EXCERPTED DATA ::
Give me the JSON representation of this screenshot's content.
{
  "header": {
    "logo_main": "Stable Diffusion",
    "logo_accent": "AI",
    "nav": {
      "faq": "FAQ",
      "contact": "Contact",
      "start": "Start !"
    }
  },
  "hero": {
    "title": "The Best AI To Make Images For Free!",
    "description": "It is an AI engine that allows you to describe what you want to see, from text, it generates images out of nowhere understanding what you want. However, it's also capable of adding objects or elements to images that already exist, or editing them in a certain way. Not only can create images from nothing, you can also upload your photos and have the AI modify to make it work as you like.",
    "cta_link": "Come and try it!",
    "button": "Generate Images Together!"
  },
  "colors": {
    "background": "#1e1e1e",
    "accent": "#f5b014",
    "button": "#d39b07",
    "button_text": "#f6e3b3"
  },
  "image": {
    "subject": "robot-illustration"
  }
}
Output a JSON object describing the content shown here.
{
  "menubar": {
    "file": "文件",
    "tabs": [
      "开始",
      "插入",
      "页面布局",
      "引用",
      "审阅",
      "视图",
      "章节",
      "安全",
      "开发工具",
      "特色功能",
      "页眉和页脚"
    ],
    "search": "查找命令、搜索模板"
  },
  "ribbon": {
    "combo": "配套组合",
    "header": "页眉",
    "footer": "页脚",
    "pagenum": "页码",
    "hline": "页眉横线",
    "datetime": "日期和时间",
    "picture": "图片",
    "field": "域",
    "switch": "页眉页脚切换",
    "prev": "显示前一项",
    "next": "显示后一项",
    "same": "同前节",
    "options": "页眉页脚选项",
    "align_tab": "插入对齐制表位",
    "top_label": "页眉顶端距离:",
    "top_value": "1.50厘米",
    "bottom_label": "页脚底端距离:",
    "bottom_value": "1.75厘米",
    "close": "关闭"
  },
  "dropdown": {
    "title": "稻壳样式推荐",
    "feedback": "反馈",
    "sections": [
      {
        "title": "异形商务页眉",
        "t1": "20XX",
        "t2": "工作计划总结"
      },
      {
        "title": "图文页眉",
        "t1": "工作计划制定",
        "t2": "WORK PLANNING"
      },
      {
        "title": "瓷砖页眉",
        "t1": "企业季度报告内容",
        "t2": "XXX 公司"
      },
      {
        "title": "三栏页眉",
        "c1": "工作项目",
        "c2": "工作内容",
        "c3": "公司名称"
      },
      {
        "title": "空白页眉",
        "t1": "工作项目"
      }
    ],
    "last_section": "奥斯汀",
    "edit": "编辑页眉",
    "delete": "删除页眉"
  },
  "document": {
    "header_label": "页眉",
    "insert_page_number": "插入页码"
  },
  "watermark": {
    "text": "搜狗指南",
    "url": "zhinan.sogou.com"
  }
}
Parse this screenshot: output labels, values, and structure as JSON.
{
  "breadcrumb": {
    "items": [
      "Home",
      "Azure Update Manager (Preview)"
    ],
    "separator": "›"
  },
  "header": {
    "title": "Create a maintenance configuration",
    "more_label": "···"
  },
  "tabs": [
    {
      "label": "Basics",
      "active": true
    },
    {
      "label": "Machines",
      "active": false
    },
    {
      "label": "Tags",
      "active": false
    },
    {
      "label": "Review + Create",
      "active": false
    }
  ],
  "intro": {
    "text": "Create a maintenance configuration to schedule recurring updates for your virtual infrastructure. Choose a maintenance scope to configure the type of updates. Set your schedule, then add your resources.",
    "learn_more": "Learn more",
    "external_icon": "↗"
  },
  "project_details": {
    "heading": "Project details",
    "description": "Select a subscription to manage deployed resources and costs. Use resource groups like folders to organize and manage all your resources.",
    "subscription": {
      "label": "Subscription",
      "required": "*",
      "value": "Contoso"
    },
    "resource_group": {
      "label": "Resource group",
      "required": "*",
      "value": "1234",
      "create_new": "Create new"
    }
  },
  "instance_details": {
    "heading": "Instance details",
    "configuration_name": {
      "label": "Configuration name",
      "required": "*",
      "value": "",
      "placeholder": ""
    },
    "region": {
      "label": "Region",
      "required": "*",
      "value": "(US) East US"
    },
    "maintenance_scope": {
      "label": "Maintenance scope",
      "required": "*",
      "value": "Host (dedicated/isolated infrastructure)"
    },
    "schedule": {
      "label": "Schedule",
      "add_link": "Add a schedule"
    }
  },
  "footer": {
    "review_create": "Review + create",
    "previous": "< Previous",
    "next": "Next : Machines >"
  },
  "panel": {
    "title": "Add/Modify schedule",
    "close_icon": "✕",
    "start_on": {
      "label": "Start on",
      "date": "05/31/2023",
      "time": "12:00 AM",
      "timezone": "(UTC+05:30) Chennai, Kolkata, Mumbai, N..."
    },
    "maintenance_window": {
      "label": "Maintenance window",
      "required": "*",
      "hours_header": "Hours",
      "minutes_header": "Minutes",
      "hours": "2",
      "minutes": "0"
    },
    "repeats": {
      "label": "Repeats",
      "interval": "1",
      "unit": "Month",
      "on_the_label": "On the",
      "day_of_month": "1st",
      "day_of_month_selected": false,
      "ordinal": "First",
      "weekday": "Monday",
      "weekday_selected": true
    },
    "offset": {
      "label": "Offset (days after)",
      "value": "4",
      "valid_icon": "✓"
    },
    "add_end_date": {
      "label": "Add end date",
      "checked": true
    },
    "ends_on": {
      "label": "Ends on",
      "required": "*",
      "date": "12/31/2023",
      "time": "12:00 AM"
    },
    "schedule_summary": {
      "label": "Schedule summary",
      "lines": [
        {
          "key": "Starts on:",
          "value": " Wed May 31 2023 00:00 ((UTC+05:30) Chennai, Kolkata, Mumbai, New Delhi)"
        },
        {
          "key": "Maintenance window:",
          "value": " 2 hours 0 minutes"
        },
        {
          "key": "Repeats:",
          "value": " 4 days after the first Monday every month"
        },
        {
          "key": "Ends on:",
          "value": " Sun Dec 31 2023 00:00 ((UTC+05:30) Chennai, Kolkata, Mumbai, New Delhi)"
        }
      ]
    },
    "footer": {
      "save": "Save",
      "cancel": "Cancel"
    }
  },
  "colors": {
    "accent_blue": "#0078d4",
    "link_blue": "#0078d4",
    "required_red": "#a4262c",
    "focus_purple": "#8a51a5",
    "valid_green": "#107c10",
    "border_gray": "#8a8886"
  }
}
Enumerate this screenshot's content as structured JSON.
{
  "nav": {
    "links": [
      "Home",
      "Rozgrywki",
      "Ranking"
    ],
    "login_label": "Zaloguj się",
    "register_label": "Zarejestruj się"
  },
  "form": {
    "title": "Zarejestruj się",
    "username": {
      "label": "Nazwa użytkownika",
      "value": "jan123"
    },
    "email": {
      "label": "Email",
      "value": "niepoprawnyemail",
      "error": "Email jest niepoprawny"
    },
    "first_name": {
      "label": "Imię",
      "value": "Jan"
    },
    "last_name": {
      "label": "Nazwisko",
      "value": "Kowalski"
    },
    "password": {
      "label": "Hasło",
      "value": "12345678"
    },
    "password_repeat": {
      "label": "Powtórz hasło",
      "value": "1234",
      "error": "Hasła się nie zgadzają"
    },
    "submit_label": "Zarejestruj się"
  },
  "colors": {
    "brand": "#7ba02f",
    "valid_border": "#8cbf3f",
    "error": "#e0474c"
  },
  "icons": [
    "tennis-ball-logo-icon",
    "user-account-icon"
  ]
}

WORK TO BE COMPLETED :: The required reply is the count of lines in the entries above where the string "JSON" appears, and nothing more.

SOLVED EXERCISE :: 4